→ Work to be completed: The answer must be a single number: how many lines in the records below contain the word "tmpfs".

*** Information shown ***

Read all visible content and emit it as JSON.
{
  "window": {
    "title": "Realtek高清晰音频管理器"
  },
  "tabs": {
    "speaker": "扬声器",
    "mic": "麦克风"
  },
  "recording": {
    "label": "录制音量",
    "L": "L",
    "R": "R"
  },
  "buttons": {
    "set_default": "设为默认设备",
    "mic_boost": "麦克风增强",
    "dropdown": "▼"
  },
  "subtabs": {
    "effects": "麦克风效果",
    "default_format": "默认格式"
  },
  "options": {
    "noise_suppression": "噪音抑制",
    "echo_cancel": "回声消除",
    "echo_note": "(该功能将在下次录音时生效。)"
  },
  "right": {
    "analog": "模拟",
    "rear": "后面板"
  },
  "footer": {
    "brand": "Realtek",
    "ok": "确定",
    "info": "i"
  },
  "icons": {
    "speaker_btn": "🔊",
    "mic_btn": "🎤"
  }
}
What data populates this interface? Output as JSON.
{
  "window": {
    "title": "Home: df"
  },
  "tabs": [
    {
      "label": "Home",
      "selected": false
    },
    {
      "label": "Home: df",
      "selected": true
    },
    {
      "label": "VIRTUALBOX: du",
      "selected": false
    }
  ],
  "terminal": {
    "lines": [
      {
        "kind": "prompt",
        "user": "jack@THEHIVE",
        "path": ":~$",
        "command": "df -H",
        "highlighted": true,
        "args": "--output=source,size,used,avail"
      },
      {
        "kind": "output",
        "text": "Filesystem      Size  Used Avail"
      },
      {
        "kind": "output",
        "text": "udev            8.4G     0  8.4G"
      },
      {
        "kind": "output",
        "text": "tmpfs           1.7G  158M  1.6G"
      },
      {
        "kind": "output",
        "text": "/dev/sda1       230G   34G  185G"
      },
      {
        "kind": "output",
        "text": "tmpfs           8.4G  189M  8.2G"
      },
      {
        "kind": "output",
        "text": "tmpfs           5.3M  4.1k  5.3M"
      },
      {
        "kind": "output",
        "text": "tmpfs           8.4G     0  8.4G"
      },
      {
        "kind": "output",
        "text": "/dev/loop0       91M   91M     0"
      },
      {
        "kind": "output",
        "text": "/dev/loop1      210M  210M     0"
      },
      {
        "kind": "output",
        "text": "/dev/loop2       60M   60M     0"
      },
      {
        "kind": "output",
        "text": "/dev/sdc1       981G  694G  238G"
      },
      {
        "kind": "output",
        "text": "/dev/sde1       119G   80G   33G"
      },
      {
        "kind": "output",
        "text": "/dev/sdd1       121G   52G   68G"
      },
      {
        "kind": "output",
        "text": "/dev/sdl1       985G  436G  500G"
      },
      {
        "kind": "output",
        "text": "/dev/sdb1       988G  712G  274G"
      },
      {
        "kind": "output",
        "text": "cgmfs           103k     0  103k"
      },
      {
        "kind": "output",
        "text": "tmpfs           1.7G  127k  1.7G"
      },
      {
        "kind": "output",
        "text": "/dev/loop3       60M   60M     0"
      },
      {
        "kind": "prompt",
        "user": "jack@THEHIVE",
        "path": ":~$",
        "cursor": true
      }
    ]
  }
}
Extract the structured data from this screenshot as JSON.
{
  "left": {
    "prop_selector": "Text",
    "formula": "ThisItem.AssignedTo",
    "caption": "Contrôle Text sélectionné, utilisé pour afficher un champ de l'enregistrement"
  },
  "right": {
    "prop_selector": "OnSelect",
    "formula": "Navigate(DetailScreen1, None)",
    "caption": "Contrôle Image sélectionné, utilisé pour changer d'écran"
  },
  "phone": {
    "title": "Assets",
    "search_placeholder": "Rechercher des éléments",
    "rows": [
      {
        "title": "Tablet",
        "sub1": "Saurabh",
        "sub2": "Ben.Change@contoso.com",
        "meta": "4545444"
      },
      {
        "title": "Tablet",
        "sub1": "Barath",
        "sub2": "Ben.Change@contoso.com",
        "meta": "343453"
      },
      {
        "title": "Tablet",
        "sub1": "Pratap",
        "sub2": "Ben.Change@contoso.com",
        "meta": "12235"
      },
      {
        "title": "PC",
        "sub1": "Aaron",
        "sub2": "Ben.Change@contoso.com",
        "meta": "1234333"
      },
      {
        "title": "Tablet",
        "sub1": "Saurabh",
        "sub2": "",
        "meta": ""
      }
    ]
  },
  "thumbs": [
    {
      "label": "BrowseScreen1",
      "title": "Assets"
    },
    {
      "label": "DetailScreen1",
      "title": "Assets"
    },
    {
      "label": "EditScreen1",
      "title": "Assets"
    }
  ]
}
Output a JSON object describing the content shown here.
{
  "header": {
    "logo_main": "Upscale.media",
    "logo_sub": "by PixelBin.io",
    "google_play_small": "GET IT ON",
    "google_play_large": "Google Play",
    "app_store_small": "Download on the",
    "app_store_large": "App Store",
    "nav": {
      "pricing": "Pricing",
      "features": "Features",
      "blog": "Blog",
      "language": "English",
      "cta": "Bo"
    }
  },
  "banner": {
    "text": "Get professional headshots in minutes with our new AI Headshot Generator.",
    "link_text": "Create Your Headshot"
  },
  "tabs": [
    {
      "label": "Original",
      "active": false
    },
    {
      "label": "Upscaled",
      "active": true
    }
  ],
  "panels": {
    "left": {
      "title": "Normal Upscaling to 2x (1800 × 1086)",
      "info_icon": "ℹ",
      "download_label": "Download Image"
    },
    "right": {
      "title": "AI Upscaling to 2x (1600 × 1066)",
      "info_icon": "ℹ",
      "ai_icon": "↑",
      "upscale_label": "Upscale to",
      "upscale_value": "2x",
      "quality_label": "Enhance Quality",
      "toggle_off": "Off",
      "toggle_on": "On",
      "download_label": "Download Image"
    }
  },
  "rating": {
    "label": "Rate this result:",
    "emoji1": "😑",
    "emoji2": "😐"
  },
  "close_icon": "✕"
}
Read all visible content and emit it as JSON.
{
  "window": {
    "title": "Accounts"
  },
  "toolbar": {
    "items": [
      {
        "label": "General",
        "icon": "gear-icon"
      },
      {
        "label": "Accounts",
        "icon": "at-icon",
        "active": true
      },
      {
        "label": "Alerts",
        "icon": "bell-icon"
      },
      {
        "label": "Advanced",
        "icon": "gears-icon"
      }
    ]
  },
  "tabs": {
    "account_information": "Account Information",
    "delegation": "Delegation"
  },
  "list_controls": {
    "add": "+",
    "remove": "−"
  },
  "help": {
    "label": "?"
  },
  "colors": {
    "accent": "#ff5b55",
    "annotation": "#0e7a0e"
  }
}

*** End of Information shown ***

→ Task result: 5